  •         Notifying the abusive parent
  •         Requesting a hearing date
  •         Showing that your child is in immediate danger and that your child may suffer irreparable harm if emergency custody isn’t granted.

If the judge grants the emergency custody order, a fuller hearing to address custody will be held within a short time frame after the order is granted.

Emotional Abuse and Child Custody: Can a Parent Lose Custody?

Generally, emotional abuse is more than just a one-time temper loss or a one-time event. The judge, psychologist, and GAL will be looking, in emotional abuse and child custody cases, to see if there is a pattern of emotional abuse.

Normally, the emotional abuse must be clear and severe in order for a judge to grant sole legal and/or sole physical custody to one parent and not to the parent accused of emotional abuse.

At DeTorres & DeGeorge Family Law, our divorce lawyers advocate for parents and children in emotional abuse and child custody cases. While many custody disputes are resolved on a friendly basis, we recognize that some parents are not fit or stable enough to take an active role in your child’s life.
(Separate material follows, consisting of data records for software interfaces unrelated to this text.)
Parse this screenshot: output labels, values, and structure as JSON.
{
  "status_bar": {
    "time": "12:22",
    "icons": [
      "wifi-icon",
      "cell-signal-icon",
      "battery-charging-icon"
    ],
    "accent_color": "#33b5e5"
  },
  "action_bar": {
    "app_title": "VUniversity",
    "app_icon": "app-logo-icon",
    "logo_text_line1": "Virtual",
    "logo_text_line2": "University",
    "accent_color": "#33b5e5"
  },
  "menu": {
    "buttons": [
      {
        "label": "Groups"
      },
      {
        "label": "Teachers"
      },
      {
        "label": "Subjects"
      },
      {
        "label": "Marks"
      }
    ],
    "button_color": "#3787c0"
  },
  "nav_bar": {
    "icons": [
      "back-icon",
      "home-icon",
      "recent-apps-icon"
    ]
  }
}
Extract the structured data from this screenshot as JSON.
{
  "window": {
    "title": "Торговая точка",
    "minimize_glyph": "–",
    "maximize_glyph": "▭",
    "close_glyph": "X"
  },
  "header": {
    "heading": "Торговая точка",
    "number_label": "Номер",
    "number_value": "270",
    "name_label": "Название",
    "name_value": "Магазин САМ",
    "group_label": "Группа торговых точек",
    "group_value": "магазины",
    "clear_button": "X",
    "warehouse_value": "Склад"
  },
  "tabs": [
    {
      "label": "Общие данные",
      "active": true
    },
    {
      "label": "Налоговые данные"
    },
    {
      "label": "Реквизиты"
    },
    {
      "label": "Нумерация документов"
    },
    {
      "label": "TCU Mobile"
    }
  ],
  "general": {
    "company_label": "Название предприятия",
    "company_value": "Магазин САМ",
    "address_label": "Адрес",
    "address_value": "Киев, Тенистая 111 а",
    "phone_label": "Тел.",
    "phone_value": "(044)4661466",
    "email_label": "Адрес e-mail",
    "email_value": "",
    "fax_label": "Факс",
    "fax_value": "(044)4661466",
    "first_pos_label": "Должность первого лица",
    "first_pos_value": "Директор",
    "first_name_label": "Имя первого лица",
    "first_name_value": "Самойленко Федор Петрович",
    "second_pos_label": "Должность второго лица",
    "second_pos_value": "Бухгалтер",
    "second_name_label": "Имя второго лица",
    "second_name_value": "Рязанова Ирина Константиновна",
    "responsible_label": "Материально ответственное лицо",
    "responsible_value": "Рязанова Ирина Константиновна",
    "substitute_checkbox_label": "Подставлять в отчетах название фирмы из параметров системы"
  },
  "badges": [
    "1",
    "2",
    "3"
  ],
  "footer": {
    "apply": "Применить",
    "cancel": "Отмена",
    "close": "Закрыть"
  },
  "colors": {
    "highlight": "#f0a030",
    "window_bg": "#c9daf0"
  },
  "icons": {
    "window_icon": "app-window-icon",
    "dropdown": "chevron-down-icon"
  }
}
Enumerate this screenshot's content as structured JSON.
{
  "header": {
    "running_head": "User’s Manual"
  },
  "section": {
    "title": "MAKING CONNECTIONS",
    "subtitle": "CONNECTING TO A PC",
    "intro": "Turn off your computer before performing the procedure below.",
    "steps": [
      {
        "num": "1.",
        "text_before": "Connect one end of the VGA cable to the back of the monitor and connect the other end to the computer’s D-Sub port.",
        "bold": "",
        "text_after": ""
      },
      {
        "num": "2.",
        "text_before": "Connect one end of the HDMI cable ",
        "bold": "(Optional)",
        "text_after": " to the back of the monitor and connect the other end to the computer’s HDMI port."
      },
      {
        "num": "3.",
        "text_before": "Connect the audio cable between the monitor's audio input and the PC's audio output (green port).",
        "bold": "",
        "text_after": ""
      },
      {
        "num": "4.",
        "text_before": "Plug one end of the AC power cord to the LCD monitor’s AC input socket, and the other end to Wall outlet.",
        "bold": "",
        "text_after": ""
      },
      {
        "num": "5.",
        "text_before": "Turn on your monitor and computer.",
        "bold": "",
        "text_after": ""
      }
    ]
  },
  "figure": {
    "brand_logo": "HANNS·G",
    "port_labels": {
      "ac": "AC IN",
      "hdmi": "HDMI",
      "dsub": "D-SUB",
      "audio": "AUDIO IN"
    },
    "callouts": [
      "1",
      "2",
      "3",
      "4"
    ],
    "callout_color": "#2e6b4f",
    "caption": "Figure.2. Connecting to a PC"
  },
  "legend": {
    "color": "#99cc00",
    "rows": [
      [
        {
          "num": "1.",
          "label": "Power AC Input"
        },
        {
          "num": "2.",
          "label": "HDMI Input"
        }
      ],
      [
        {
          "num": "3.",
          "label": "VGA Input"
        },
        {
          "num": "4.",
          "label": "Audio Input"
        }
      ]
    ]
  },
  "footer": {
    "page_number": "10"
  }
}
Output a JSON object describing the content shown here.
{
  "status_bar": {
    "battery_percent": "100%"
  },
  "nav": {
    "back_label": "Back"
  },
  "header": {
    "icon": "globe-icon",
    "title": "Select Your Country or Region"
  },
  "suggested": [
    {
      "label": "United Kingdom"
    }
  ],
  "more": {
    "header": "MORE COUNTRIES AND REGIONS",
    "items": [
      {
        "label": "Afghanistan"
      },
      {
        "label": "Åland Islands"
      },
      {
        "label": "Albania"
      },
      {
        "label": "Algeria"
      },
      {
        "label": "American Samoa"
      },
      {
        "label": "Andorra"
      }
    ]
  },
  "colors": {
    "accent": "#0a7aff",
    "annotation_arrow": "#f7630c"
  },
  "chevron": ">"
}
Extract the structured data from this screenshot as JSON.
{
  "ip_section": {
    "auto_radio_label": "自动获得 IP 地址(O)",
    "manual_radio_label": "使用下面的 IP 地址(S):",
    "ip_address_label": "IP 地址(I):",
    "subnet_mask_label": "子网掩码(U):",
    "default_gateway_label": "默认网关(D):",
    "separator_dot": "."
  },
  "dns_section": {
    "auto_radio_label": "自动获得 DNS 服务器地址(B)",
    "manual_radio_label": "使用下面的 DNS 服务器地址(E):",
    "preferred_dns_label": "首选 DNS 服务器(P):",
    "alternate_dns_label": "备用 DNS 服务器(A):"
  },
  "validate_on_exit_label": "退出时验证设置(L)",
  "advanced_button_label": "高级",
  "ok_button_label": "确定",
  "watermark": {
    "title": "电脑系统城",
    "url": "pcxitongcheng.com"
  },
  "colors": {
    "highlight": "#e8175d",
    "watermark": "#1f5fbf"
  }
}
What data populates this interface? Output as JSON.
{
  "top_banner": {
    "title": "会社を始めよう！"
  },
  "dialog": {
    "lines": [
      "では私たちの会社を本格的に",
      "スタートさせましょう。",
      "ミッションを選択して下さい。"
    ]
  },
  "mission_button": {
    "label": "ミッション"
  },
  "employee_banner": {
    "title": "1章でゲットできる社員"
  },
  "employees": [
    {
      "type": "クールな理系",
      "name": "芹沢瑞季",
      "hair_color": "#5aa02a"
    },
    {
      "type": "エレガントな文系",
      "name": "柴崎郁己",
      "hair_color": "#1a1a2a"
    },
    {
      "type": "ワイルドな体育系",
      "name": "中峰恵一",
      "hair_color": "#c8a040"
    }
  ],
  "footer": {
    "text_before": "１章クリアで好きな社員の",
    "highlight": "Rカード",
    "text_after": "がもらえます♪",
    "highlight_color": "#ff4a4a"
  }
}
We fight to ensure that evidence of emotional abuse is fully disclosed to the New Jersey family court. We seek custody orders that reflect a parent’s emotional abuse – including advocating that a parent be denied child custody while the abusive behavior exists. To speak with an experienced family lawyer who understands emotional abuse and child custody, call us at 908-691-2104 or complete our contact form to schedule an appointment. We have offices in Clinton and Morristown.

Rosanne S. DeTorres
Ms. DeTorres is the managing partner and co-founder of DeTorres & DeGeorge Family Law. She is also only one of 150 attorneys in the State of NJ that is certified by the NJ Supreme Court as a Matrimonial Law Attorney. Ms. DeTorres graduated...
Share on:

knowledge & insights

Man standing behind a tree watching a couple

My Ex Keeps Stalking Me

Stalking has been defined as a course of conduct that is directed at one person that would cause a reasonable person to feel fear. Stalking is a pattern of  behavior consisting of individual acts. Those acts independently could seem harmless and often non-criminal in nature, but when considered in...

February 28, 2024 Read More

Man in military uniform removing ring

Is military divorce the same as regular divorce?

Military divorce couples file for divorce using the same process that civilians use; however, when military couples divorce there are factors that have to be considered separate from routine divorce situations. While there are many similarities among a military divorce and divorces involving...

February 21, 2024 Read More

Bird house hanging from tree branch.

What is bird nesting divorce?

A bird nesting divorce, also referred to as bird's nest custody, or bird nesting, is a living arrangement that allows for the children to continue to reside in the family home while the parties take turns living in the home. Bird nesting divorce is intended to keep the primary burden of the divorce...

February 13, 2024 Read More

Divorce: The Answers you Need – Before, During & After

Download our eBook today!

  • This field is for validation purposes and should be left unchanged.

Newsletter

  • This field is for validation purposes and should be left unchanged.

follow us
Top